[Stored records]
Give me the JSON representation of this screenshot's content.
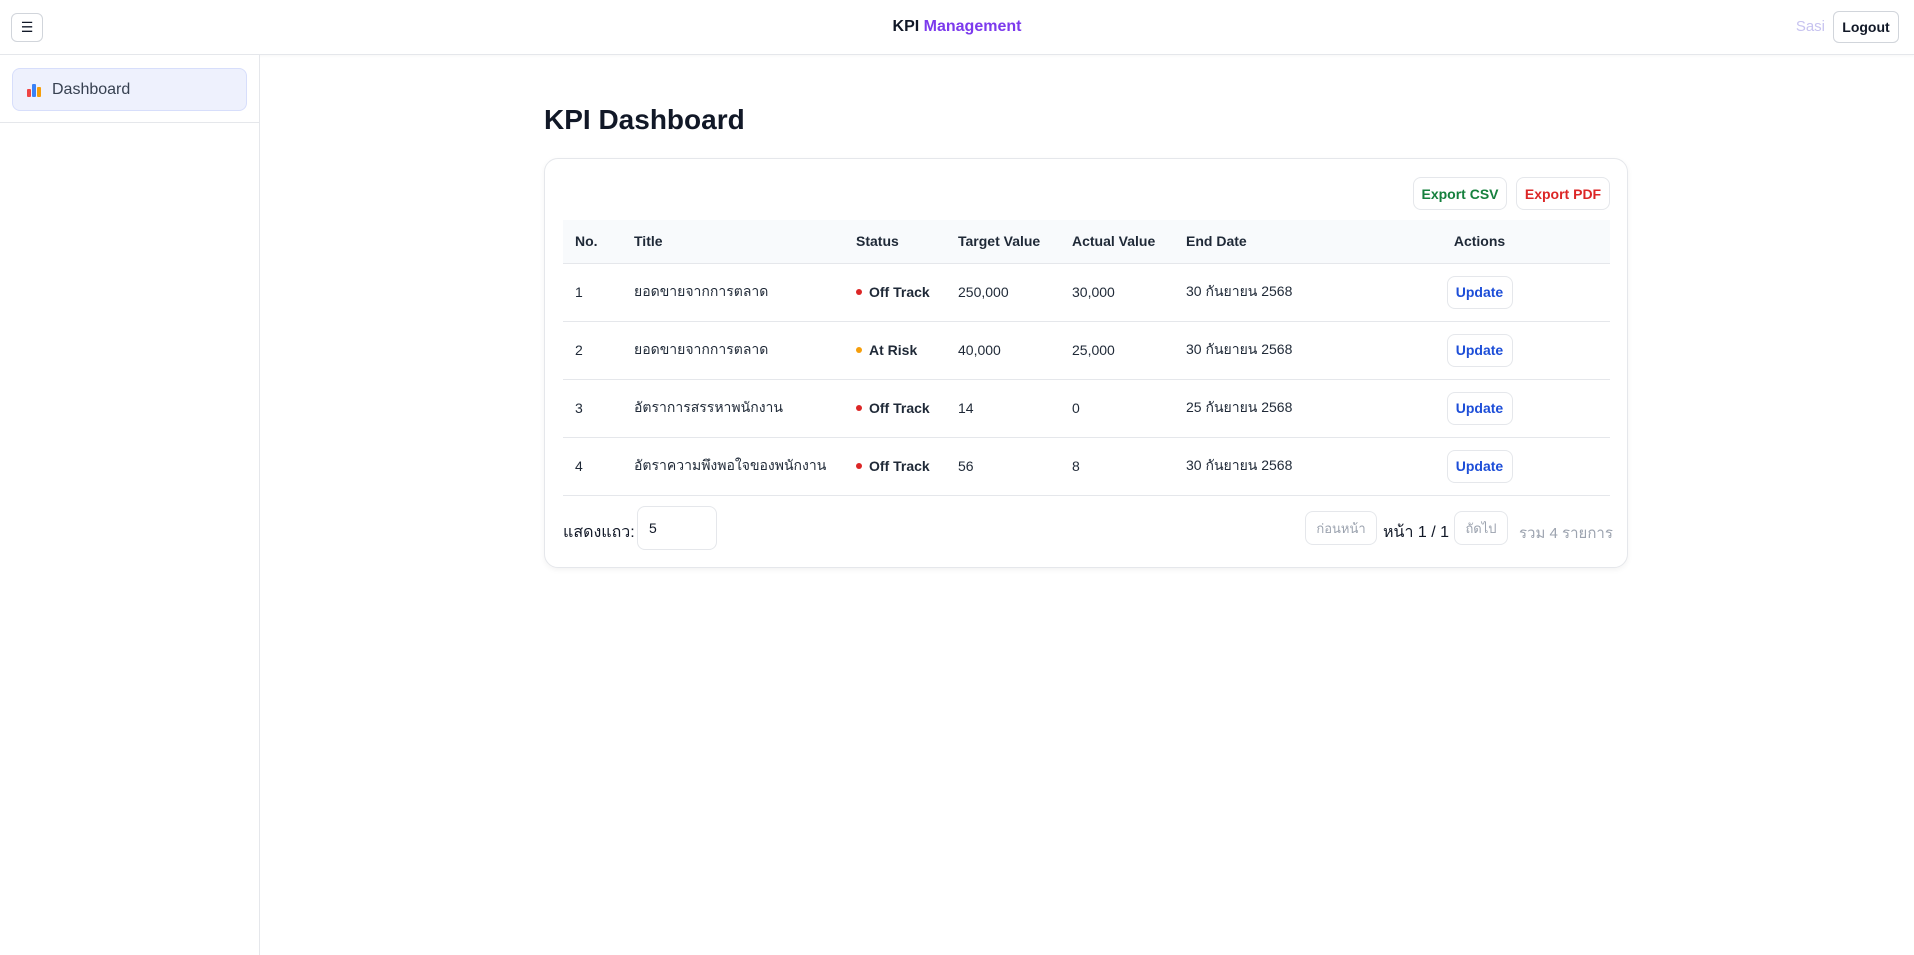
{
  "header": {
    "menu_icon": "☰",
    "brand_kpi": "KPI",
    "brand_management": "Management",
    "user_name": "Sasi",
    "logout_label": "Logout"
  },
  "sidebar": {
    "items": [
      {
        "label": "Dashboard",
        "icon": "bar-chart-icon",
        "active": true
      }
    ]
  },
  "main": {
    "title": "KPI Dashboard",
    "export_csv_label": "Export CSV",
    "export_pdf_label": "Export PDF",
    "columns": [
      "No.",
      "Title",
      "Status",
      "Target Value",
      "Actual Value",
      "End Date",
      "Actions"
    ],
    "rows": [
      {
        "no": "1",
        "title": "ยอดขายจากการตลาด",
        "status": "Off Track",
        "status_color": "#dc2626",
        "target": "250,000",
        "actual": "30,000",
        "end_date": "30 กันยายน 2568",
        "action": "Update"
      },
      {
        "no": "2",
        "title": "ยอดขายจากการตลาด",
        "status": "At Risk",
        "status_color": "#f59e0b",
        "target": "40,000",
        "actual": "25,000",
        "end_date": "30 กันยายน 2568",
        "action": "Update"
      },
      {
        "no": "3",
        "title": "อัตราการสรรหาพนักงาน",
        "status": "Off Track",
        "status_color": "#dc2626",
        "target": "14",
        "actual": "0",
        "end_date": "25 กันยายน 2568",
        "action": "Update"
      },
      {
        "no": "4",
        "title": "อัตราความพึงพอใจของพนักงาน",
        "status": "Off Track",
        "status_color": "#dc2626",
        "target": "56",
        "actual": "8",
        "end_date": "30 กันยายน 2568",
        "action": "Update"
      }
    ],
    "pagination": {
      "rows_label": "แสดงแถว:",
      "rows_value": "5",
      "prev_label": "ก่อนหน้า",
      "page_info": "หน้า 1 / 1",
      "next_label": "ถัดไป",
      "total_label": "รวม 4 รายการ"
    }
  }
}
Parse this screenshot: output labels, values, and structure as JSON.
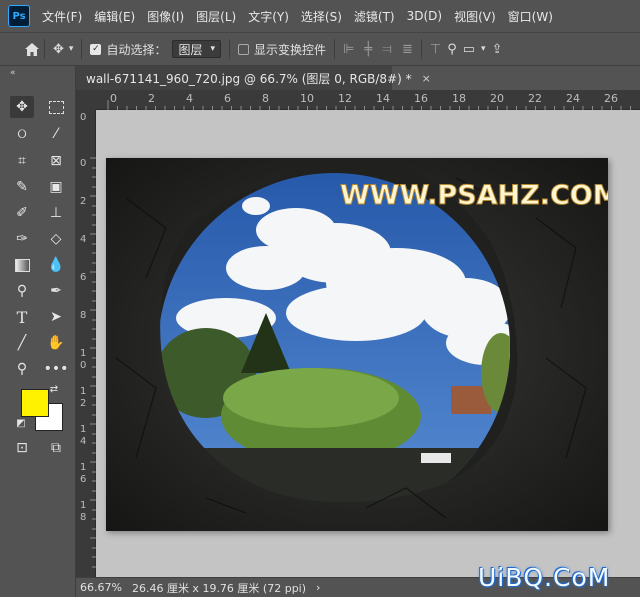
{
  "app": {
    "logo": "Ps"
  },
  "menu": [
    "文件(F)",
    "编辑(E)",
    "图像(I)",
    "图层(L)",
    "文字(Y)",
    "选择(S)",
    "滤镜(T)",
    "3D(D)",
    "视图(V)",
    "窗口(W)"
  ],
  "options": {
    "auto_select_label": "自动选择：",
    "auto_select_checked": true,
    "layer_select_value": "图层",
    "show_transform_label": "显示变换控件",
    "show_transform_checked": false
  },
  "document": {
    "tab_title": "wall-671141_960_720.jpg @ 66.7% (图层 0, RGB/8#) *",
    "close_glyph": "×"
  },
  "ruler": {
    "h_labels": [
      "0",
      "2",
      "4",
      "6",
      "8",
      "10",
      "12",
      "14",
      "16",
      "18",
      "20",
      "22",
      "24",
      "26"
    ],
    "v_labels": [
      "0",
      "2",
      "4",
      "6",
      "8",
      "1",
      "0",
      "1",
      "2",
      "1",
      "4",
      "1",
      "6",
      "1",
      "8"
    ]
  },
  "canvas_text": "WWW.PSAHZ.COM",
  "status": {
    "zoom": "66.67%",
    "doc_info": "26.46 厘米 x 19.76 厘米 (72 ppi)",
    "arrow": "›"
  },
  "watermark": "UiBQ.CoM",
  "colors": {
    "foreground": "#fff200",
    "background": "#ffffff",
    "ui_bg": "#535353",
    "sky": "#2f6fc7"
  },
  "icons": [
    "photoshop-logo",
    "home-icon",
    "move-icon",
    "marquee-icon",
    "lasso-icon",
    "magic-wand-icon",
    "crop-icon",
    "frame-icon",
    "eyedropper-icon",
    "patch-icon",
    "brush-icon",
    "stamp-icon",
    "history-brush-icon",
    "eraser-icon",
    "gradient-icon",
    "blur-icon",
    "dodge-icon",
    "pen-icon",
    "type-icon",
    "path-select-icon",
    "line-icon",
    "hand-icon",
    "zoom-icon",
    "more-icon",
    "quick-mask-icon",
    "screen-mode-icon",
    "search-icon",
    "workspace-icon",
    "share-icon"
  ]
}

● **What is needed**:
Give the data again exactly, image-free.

● **Reply to the exercise**:
Give me the JSON representation of this screenshot's content.
{
  "header": {
    "menu_icon": "☰",
    "brand_kpi": "KPI",
    "brand_management": "Management",
    "user_name": "Sasi",
    "logout_label": "Logout"
  },
  "sidebar": {
    "items": [
      {
        "label": "Dashboard",
        "icon": "bar-chart-icon",
        "active": true
      }
    ]
  },
  "main": {
    "title": "KPI Dashboard",
    "export_csv_label": "Export CSV",
    "export_pdf_label": "Export PDF",
    "columns": [
      "No.",
      "Title",
      "Status",
      "Target Value",
      "Actual Value",
      "End Date",
      "Actions"
    ],
    "rows": [
      {
        "no": "1",
        "title": "ยอดขายจากการตลาด",
        "status": "Off Track",
        "status_color": "#dc2626",
        "target": "250,000",
        "actual": "30,000",
        "end_date": "30 กันยายน 2568",
        "action": "Update"
      },
      {
        "no": "2",
        "title": "ยอดขายจากการตลาด",
        "status": "At Risk",
        "status_color": "#f59e0b",
        "target": "40,000",
        "actual": "25,000",
        "end_date": "30 กันยายน 2568",
        "action": "Update"
      },
      {
        "no": "3",
        "title": "อัตราการสรรหาพนักงาน",
        "status": "Off Track",
        "status_color": "#dc2626",
        "target": "14",
        "actual": "0",
        "end_date": "25 กันยายน 2568",
        "action": "Update"
      },
      {
        "no": "4",
        "title": "อัตราความพึงพอใจของพนักงาน",
        "status": "Off Track",
        "status_color": "#dc2626",
        "target": "56",
        "actual": "8",
        "end_date": "30 กันยายน 2568",
        "action": "Update"
      }
    ],
    "pagination": {
      "rows_label": "แสดงแถว:",
      "rows_value": "5",
      "prev_label": "ก่อนหน้า",
      "page_info": "หน้า 1 / 1",
      "next_label": "ถัดไป",
      "total_label": "รวม 4 รายการ"
    }
  }
}
Parse this screenshot: output labels, values, and structure as JSON.
{
  "app": {
    "logo": "Ps"
  },
  "menu": [
    "文件(F)",
    "编辑(E)",
    "图像(I)",
    "图层(L)",
    "文字(Y)",
    "选择(S)",
    "滤镜(T)",
    "3D(D)",
    "视图(V)",
    "窗口(W)"
  ],
  "options": {
    "auto_select_label": "自动选择：",
    "auto_select_checked": true,
    "layer_select_value": "图层",
    "show_transform_label": "显示变换控件",
    "show_transform_checked": false
  },
  "document": {
    "tab_title": "wall-671141_960_720.jpg @ 66.7% (图层 0, RGB/8#) *",
    "close_glyph": "×"
  },
  "ruler": {
    "h_labels": [
      "0",
      "2",
      "4",
      "6",
      "8",
      "10",
      "12",
      "14",
      "16",
      "18",
      "20",
      "22",
      "24",
      "26"
    ],
    "v_labels": [
      "0",
      "2",
      "4",
      "6",
      "8",
      "1",
      "0",
      "1",
      "2",
      "1",
      "4",
      "1",
      "6",
      "1",
      "8"
    ]
  },
  "canvas_text": "WWW.PSAHZ.COM",
  "status": {
    "zoom": "66.67%",
    "doc_info": "26.46 厘米 x 19.76 厘米 (72 ppi)",
    "arrow": "›"
  },
  "watermark": "UiBQ.CoM",
  "colors": {
    "foreground": "#fff200",
    "background": "#ffffff",
    "ui_bg": "#535353",
    "sky": "#2f6fc7"
  },
  "icons": [
    "photoshop-logo",
    "home-icon",
    "move-icon",
    "marquee-icon",
    "lasso-icon",
    "magic-wand-icon",
    "crop-icon",
    "frame-icon",
    "eyedropper-icon",
    "patch-icon",
    "brush-icon",
    "stamp-icon",
    "history-brush-icon",
    "eraser-icon",
    "gradient-icon",
    "blur-icon",
    "dodge-icon",
    "pen-icon",
    "type-icon",
    "path-select-icon",
    "line-icon",
    "hand-icon",
    "zoom-icon",
    "more-icon",
    "quick-mask-icon",
    "screen-mode-icon",
    "search-icon",
    "workspace-icon",
    "share-icon"
  ]
}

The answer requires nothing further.